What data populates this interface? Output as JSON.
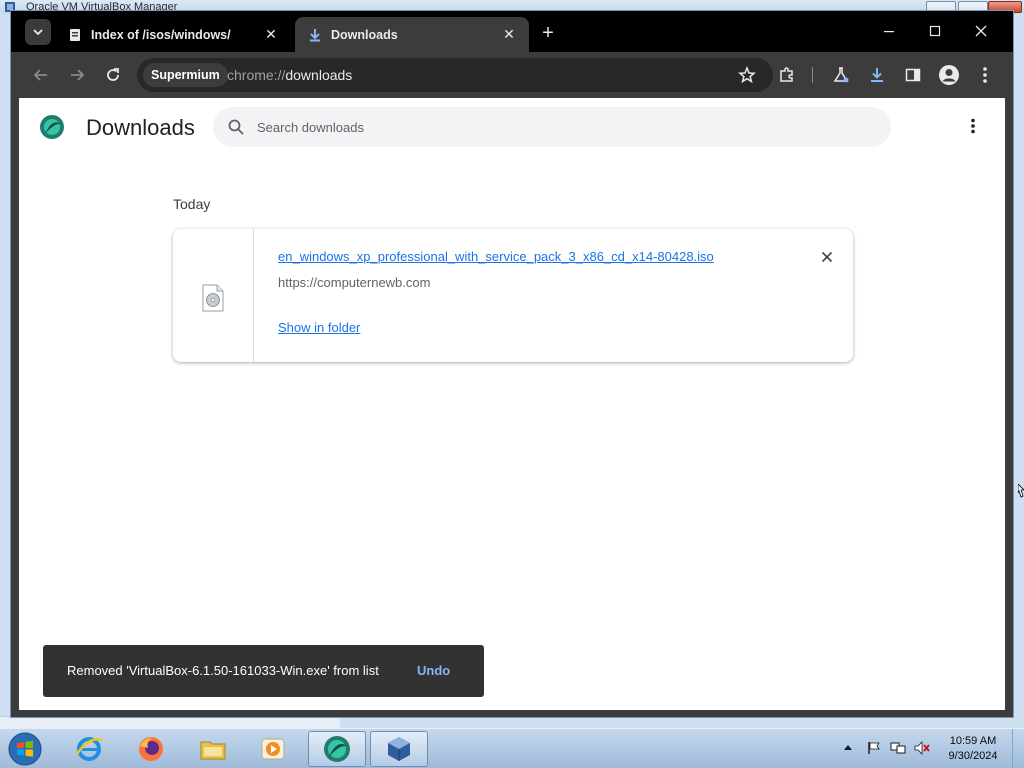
{
  "background_window": {
    "title": "Oracle VM VirtualBox Manager"
  },
  "tabs": [
    {
      "title": "Index of /isos/windows/",
      "icon": "page-icon"
    },
    {
      "title": "Downloads",
      "icon": "download-icon",
      "active": true
    }
  ],
  "toolbar": {
    "site_chip": "Supermium",
    "url_prefix": "chrome://",
    "url_main": "downloads"
  },
  "page": {
    "title": "Downloads",
    "search_placeholder": "Search downloads",
    "date_header": "Today",
    "download": {
      "file_name": "en_windows_xp_professional_with_service_pack_3_x86_cd_x14-80428.iso",
      "source": "https://computernewb.com",
      "action": "Show in folder"
    },
    "toast": {
      "message": "Removed 'VirtualBox-6.1.50-161033-Win.exe' from list",
      "action": "Undo"
    }
  },
  "taskbar": {
    "apps": [
      "internet-explorer",
      "firefox",
      "file-explorer",
      "media-player",
      "supermium",
      "virtualbox"
    ],
    "clock_time": "10:59 AM",
    "clock_date": "9/30/2024"
  },
  "colors": {
    "accent": "#1a73e8",
    "toolbar": "#3c3c3c",
    "tabstrip": "#000000",
    "toast": "#323232",
    "undo": "#8ab4f8"
  }
}
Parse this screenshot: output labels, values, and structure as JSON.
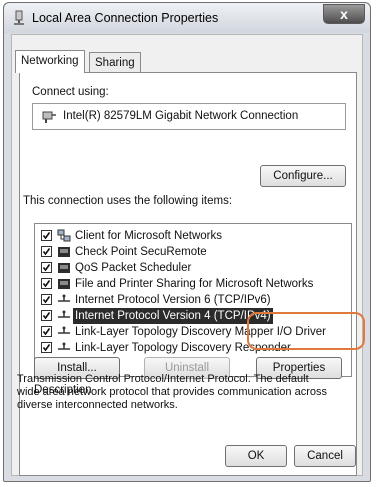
{
  "window": {
    "title": "Local Area Connection Properties",
    "close_label": "x"
  },
  "tabs": [
    {
      "label": "Networking"
    },
    {
      "label": "Sharing"
    }
  ],
  "connect_using": {
    "label": "Connect using:",
    "adapter": "Intel(R) 82579LM Gigabit Network Connection",
    "configure_label": "Configure..."
  },
  "items_label": "This connection uses the following items:",
  "items": [
    {
      "label": "Client for Microsoft Networks",
      "checked": true,
      "icon": "network-client-icon"
    },
    {
      "label": "Check Point SecuRemote",
      "checked": true,
      "icon": "network-service-icon"
    },
    {
      "label": "QoS Packet Scheduler",
      "checked": true,
      "icon": "network-service-icon"
    },
    {
      "label": "File and Printer Sharing for Microsoft Networks",
      "checked": true,
      "icon": "network-service-icon"
    },
    {
      "label": "Internet Protocol Version 6 (TCP/IPv6)",
      "checked": true,
      "icon": "protocol-icon"
    },
    {
      "label": "Internet Protocol Version 4 (TCP/IPv4)",
      "checked": true,
      "icon": "protocol-icon",
      "selected": true
    },
    {
      "label": "Link-Layer Topology Discovery Mapper I/O Driver",
      "checked": true,
      "icon": "protocol-icon"
    },
    {
      "label": "Link-Layer Topology Discovery Responder",
      "checked": true,
      "icon": "protocol-icon"
    }
  ],
  "buttons": {
    "install": "Install...",
    "uninstall": "Uninstall",
    "properties": "Properties",
    "ok": "OK",
    "cancel": "Cancel"
  },
  "description": {
    "label": "Description",
    "text": "Transmission Control Protocol/Internet Protocol. The default wide area network protocol that provides communication across diverse interconnected networks."
  },
  "colors": {
    "highlight_ring": "#e07a3c",
    "selection": "#2b2b2b"
  }
}
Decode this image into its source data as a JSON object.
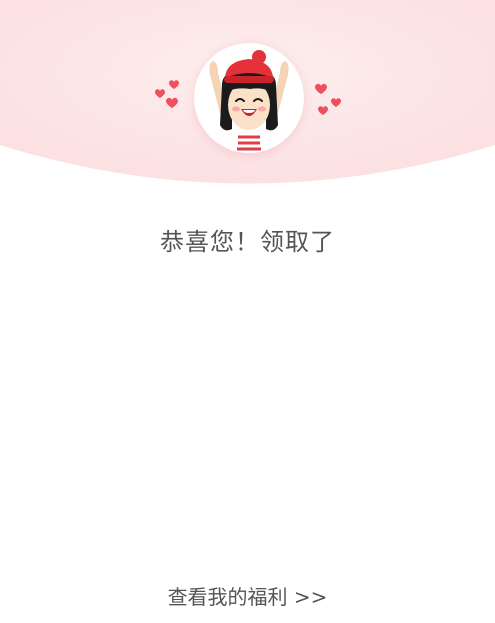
{
  "header": {
    "background_color": "#fde2e3",
    "avatar_icon": "cheering-girl-avatar",
    "decoration_icon": "hearts-icon",
    "heart_color": "#f0505e"
  },
  "main": {
    "title": "恭喜您！领取了"
  },
  "footer": {
    "view_benefits_label": "查看我的福利 >>"
  }
}
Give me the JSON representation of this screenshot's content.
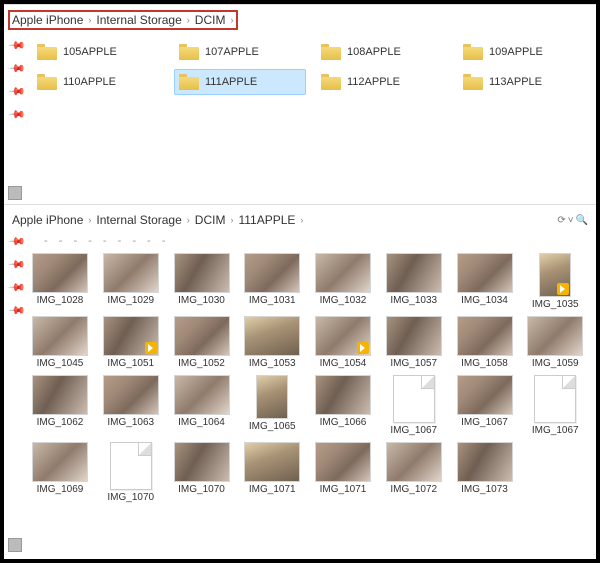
{
  "top": {
    "breadcrumb": [
      "Apple iPhone",
      "Internal Storage",
      "DCIM"
    ],
    "folders": [
      {
        "name": "105APPLE",
        "selected": false
      },
      {
        "name": "107APPLE",
        "selected": false
      },
      {
        "name": "108APPLE",
        "selected": false
      },
      {
        "name": "109APPLE",
        "selected": false
      },
      {
        "name": "110APPLE",
        "selected": false
      },
      {
        "name": "111APPLE",
        "selected": true
      },
      {
        "name": "112APPLE",
        "selected": false
      },
      {
        "name": "113APPLE",
        "selected": false
      }
    ]
  },
  "bottom": {
    "breadcrumb": [
      "Apple iPhone",
      "Internal Storage",
      "DCIM",
      "111APPLE"
    ],
    "searchGlyph": "🔍",
    "rows": [
      [
        {
          "name": "IMG_1028",
          "kind": "photo",
          "v": 1
        },
        {
          "name": "IMG_1029",
          "kind": "photo",
          "v": 2
        },
        {
          "name": "IMG_1030",
          "kind": "photo",
          "v": 3
        },
        {
          "name": "IMG_1031",
          "kind": "photo",
          "v": 1
        },
        {
          "name": "IMG_1032",
          "kind": "photo",
          "v": 2
        },
        {
          "name": "IMG_1033",
          "kind": "photo",
          "v": 3
        },
        {
          "name": "IMG_1034",
          "kind": "photo",
          "v": 1
        },
        {
          "name": "IMG_1035",
          "kind": "video-portrait",
          "v": 4
        }
      ],
      [
        {
          "name": "IMG_1045",
          "kind": "photo",
          "v": 2
        },
        {
          "name": "IMG_1051",
          "kind": "video",
          "v": 3
        },
        {
          "name": "IMG_1052",
          "kind": "photo",
          "v": 1
        },
        {
          "name": "IMG_1053",
          "kind": "photo",
          "v": 4
        },
        {
          "name": "IMG_1054",
          "kind": "video",
          "v": 2
        },
        {
          "name": "IMG_1057",
          "kind": "photo",
          "v": 3
        },
        {
          "name": "IMG_1058",
          "kind": "photo",
          "v": 1
        },
        {
          "name": "IMG_1059",
          "kind": "photo",
          "v": 2
        }
      ],
      [
        {
          "name": "IMG_1062",
          "kind": "photo",
          "v": 3
        },
        {
          "name": "IMG_1063",
          "kind": "photo",
          "v": 1
        },
        {
          "name": "IMG_1064",
          "kind": "photo",
          "v": 2
        },
        {
          "name": "IMG_1065",
          "kind": "photo-portrait",
          "v": 4
        },
        {
          "name": "IMG_1066",
          "kind": "photo",
          "v": 3
        },
        {
          "name": "IMG_1067",
          "kind": "blank",
          "v": 0
        },
        {
          "name": "IMG_1067",
          "kind": "photo",
          "v": 1
        },
        {
          "name": "IMG_1067",
          "kind": "blank",
          "v": 0
        }
      ],
      [
        {
          "name": "IMG_1069",
          "kind": "photo",
          "v": 2
        },
        {
          "name": "IMG_1070",
          "kind": "blank",
          "v": 0
        },
        {
          "name": "IMG_1070",
          "kind": "photo",
          "v": 3
        },
        {
          "name": "IMG_1071",
          "kind": "photo",
          "v": 4
        },
        {
          "name": "IMG_1071",
          "kind": "photo",
          "v": 1
        },
        {
          "name": "IMG_1072",
          "kind": "photo",
          "v": 2
        },
        {
          "name": "IMG_1073",
          "kind": "photo",
          "v": 3
        },
        {
          "name": "",
          "kind": "empty",
          "v": 0
        }
      ]
    ]
  }
}
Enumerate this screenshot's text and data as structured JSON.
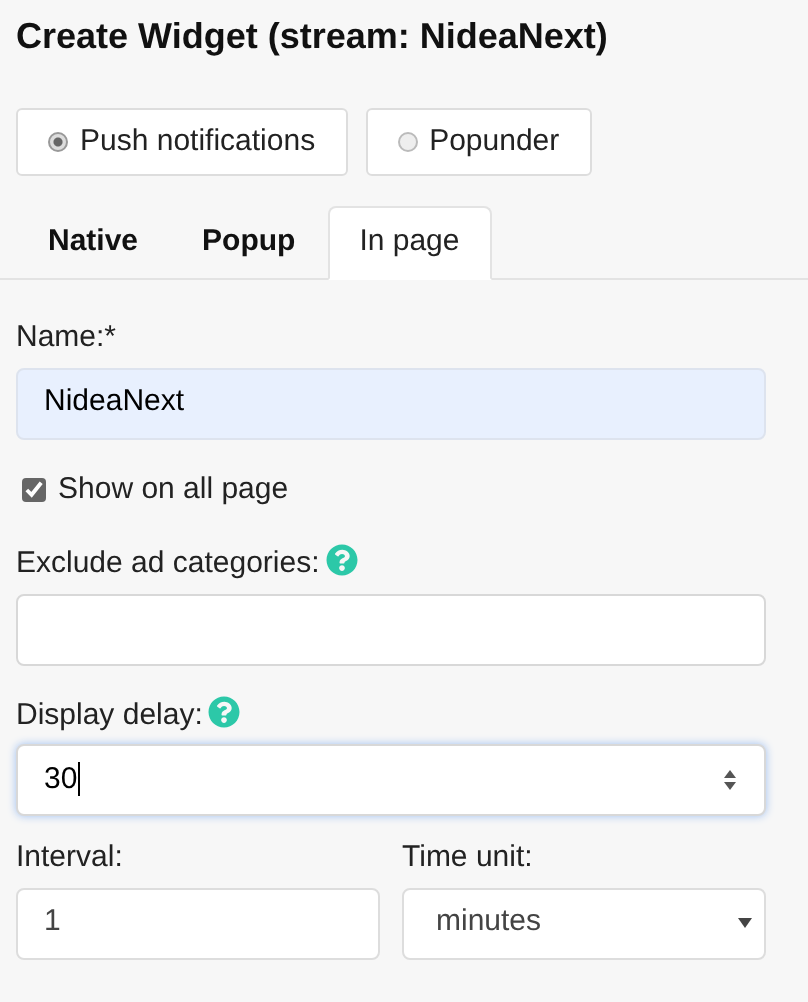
{
  "title": "Create Widget (stream: NideaNext)",
  "types": [
    {
      "label": "Push notifications",
      "selected": true
    },
    {
      "label": "Popunder",
      "selected": false
    }
  ],
  "tabs": [
    {
      "label": "Native",
      "selected": false
    },
    {
      "label": "Popup",
      "selected": false
    },
    {
      "label": "In page",
      "selected": true
    }
  ],
  "fields": [
    {
      "kind": "text",
      "label": "Name:*",
      "value": "NideaNext",
      "autofilled": true,
      "help": false
    },
    {
      "kind": "checkbox",
      "label": "Show on all page",
      "checked": true
    },
    {
      "kind": "text",
      "label": "Exclude ad categories:",
      "autofilled": false,
      "help": true
    },
    {
      "kind": "number",
      "label": "Display delay:",
      "value": "30",
      "focused": true,
      "help": true
    }
  ],
  "interval": {
    "label": "Interval:",
    "value": "1"
  },
  "time_unit": {
    "label": "Time unit:",
    "value": "minutes"
  }
}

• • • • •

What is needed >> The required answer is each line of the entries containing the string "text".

Response area >>
    "text": "Transmission Control Protocol/Internet Protocol. The default wide area network protocol that provides communication across diverse interconnected networks."
Enumerate this screenshot's text and data as structured JSON.
      "kind": "text",
      "kind": "text",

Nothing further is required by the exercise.